Where to Eat in Budapest

You’ll find a wide variety of restaurants within a ten-minute walk from the Hotel. The ever-popular bistro Café Kör serves Hungarian dishes in a relaxed atmosphere in the heart of St. Stephen's Basilica. Rézkakas Bistro, Onyx, The Wine Kitchen and Pomo D’oro are beautiful bistros and cafés offering a smart ambience and savoury cuisine for any occasion. Mák Bisztró is state-of-the-art, perfect for foodies looking for an international twist.

Café Gerbeaud is one of the most traditional coffeehouses in Europe. It shines in Gründerzeit style with its stucco, the grand chandeliers and panelling made of exotic woods.

Fine Hungarian Wines

There’s more to Hungarian wine than Tokaji. For a sense of varieties grown here, it’s worth visiting the Haraszthy Vallejo Winery in Etyek. After a tasting session, have lunch at the winery’s Cinnamon restaurant. In Villány, a region famous for its reds, the Sauska Winery, Wunderlich and Vylyan Wine Cellars are good places to taste. Sweet dessert Tokaji wines remain Hungary’s greatest vinous export, however, so the Oremus Winery and Szepsy are well worth checking out.

Local Brands in Budapest

For antiques, the place to go is Falk Miksa utca, a street full of antique and curio shops located just a 15-minute walk from the Hotel in Pest. Here you’ll find Art Nouveau, Art Deco and other antiques, as well as a great source of Hungary’s famous Herend porcelain.

Most of the big international designers have stores close to Four Seasons on Andrássy Avenue, but for the chicest Hungarian fashions, check out Maison Marquise, Náray Tamás and Németh Anikó.

Local paprika makes for a great Hungarian souvenir, and the best place to buy it is at the always bustling Great Market Hall on Fővam Tér. It’s the largest covered market in Central Europe, and the building itself is worth the visit.

Budapest and the Arts

Visit the Hungarian National Gallery, located in the former Royal Palace of Buda, to explore the development of Hungarian art throughout history.
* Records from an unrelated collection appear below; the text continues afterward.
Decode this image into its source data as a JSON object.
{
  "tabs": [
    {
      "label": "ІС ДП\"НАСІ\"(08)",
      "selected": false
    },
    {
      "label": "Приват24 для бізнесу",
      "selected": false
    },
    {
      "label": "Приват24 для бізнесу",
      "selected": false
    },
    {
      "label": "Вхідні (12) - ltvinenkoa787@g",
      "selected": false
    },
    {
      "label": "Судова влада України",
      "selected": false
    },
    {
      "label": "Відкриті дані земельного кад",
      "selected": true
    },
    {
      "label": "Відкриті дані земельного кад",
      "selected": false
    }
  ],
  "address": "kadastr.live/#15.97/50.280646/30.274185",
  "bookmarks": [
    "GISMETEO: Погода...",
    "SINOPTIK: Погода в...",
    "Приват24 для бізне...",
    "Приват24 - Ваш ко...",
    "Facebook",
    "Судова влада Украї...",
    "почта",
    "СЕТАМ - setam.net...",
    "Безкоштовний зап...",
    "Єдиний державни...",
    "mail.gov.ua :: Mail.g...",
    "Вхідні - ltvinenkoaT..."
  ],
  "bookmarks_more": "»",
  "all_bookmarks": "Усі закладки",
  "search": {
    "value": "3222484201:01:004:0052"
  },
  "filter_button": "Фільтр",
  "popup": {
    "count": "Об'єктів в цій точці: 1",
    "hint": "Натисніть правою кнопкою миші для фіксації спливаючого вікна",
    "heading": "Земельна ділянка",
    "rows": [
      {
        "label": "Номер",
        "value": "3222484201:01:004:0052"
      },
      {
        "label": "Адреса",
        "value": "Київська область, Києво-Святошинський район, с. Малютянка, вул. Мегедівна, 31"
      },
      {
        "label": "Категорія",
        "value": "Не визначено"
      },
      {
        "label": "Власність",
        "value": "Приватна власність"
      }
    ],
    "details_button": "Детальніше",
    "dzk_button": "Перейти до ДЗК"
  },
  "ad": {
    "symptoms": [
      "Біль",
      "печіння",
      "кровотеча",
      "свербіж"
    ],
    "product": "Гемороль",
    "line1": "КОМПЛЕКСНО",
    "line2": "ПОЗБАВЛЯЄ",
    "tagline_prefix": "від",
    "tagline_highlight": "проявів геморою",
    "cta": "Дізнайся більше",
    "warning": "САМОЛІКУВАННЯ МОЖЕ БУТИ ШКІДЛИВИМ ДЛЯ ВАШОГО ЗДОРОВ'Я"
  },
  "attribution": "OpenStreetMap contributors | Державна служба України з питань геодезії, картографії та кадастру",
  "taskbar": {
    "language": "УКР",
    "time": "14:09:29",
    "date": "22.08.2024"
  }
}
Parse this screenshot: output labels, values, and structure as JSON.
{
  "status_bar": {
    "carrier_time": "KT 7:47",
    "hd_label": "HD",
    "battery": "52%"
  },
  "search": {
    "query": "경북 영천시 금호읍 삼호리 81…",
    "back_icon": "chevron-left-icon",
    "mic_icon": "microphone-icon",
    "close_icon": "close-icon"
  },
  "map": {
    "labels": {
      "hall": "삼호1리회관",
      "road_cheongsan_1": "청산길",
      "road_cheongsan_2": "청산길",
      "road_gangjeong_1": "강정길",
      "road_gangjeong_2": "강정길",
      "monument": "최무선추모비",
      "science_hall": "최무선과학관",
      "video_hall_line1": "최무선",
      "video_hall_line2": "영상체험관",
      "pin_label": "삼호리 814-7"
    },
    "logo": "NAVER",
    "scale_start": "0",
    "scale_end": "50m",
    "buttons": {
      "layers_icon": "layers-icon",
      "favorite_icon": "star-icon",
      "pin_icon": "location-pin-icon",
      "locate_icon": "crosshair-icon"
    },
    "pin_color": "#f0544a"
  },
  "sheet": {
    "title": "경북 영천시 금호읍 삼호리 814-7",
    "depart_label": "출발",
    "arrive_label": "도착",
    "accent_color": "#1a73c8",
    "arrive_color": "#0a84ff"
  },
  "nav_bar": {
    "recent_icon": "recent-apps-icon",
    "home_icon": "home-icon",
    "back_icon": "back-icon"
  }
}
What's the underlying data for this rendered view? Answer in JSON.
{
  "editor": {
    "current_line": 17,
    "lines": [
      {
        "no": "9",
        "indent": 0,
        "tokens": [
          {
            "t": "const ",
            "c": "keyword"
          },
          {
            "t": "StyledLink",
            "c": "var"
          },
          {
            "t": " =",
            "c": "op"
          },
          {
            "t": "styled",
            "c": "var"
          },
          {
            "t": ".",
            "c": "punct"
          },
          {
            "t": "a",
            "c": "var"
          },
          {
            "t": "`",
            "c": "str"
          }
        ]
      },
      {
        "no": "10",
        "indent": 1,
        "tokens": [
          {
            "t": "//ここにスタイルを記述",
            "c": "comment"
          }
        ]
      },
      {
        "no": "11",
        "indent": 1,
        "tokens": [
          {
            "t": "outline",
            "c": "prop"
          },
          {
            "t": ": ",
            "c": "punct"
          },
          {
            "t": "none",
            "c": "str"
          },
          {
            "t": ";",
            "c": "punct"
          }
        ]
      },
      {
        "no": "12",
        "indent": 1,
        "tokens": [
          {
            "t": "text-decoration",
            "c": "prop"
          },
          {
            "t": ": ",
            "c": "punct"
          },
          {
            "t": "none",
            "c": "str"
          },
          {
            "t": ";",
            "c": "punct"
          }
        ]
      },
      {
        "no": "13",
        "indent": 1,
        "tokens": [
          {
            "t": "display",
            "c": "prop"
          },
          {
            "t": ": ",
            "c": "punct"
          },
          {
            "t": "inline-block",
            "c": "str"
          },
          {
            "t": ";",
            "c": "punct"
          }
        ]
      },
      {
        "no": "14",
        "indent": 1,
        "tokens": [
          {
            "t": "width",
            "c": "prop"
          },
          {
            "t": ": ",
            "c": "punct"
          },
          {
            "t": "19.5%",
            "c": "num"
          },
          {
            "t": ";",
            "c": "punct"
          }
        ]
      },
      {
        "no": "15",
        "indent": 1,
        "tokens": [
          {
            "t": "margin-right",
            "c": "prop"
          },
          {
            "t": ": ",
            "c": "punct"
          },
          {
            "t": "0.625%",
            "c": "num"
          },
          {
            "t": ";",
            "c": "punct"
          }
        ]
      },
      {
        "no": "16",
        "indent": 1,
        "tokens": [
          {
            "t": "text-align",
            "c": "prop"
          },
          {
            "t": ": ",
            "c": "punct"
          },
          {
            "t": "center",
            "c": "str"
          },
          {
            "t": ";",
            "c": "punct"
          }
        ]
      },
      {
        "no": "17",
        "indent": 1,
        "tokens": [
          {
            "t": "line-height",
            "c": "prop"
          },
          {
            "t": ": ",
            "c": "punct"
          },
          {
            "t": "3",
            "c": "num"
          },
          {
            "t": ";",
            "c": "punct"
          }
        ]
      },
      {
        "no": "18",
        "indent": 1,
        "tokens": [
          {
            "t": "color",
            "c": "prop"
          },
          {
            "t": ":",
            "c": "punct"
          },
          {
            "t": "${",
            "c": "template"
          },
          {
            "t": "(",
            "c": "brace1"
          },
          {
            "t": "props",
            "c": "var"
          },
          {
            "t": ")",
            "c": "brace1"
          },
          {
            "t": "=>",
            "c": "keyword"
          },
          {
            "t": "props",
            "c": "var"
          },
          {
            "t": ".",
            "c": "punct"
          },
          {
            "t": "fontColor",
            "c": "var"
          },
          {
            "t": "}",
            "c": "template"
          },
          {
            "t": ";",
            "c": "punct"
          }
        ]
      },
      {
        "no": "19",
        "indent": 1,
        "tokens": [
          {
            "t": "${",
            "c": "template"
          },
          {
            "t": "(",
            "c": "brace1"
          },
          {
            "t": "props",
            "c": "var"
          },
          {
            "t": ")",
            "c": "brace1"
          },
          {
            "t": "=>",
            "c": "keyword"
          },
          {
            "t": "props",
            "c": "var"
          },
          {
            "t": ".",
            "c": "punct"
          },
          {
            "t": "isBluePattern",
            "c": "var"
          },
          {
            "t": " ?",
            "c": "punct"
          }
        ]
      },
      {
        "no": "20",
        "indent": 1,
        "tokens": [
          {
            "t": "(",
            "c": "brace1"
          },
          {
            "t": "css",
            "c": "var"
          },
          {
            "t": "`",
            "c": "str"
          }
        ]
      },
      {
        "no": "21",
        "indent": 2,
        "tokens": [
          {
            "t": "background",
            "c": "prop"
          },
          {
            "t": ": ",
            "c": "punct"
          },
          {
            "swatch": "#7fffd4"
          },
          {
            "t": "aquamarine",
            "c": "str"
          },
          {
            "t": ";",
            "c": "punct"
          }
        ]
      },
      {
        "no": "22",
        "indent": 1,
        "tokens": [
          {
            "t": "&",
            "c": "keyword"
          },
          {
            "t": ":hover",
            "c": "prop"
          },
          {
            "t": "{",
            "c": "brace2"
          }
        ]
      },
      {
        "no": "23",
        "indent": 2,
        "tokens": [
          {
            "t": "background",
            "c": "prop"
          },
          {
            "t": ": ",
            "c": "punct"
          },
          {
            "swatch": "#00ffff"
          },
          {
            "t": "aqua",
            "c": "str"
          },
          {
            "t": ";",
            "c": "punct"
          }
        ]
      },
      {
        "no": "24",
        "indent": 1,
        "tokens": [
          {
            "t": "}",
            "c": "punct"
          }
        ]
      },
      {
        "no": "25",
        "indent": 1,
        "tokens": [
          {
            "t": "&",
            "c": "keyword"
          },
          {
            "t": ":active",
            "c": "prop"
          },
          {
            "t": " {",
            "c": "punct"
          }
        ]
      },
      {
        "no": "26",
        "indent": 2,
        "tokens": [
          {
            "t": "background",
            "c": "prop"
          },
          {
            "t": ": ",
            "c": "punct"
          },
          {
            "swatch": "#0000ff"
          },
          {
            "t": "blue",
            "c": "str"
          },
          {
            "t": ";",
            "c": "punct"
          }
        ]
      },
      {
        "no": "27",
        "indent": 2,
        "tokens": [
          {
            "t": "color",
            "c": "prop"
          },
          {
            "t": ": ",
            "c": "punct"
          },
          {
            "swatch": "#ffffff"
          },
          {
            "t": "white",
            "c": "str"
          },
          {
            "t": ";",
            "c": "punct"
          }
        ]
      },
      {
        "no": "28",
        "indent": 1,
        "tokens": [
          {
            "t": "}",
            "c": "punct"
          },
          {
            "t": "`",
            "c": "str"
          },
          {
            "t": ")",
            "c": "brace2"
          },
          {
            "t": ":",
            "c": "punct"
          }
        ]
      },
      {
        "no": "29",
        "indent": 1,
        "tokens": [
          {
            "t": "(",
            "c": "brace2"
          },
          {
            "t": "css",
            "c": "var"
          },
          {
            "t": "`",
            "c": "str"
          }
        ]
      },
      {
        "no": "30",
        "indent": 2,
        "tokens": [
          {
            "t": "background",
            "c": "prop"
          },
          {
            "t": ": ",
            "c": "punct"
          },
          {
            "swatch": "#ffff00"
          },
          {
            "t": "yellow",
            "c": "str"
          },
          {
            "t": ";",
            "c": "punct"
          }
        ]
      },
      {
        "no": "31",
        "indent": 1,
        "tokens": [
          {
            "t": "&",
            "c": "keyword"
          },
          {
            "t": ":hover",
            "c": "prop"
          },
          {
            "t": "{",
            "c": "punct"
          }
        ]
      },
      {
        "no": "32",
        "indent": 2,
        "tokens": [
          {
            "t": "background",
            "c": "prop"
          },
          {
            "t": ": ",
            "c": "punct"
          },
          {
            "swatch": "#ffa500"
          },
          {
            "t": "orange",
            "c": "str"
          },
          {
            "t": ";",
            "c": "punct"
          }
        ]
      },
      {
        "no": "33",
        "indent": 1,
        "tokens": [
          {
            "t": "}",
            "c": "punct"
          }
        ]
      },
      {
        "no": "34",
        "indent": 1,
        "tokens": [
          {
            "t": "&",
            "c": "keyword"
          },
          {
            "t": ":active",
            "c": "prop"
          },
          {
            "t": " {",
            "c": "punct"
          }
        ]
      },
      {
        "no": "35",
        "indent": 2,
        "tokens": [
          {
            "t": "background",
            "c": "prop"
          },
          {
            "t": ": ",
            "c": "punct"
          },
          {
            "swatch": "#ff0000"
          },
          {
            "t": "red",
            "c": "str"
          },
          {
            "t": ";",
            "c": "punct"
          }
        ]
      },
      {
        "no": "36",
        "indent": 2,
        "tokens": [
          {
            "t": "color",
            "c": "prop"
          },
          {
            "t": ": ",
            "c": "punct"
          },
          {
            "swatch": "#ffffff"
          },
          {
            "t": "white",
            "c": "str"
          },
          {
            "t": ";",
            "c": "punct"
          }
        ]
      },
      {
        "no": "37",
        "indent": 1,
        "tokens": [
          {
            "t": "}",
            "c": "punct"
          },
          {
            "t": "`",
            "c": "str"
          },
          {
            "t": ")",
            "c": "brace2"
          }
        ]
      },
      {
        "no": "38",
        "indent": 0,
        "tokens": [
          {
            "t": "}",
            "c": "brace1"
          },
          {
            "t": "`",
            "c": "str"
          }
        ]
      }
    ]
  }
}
For something more modern, it’s worth a detour to the Vasarely Múzeuma in off-the-beaten-track Óbuda, the area immediately north of Buda, which ought to be on every art aficionado’s agenda.

Budapest's Performing Arts Scene

The Liszt Academy, founded by pianist and composer Franz Liszt in 1875, is the place to hear exquisite concerts from the school that has trained some of the world’s finest musicians. And the Palace of Arts is home to the Bartók Béla National Concert Hall.

During the summer, be sure to catch the Budapest Summer Festival, which brings open-air entertainment to Margaret Island each June, July and August.

Family-Friendly Budapest

Even if you don’t go inside, it’s worth a trip to the Budapest Zoo to admire the architecture. The Elephant House, in particular, is an Art Nouveau take on a central Asian mosque, with a minaret and decorative domes, purportedly to remind its inhabitants of home. Their Zsolnay tiles glitter, thanks to an iridescent coating of eosin: a brightly coloured, metallic glaze that makes Budapest’s distinctive skyline - and indeed the façade of Four Seasons Gresham Palace - glitter.

If your children’s tastes are more mechanical than animal, take a trip on the Gyermekvasút (Children’s Railway), a narrow-gauge railway line operated by 10- to 14-year-olds, under the supervision of adult railway workers and teachers.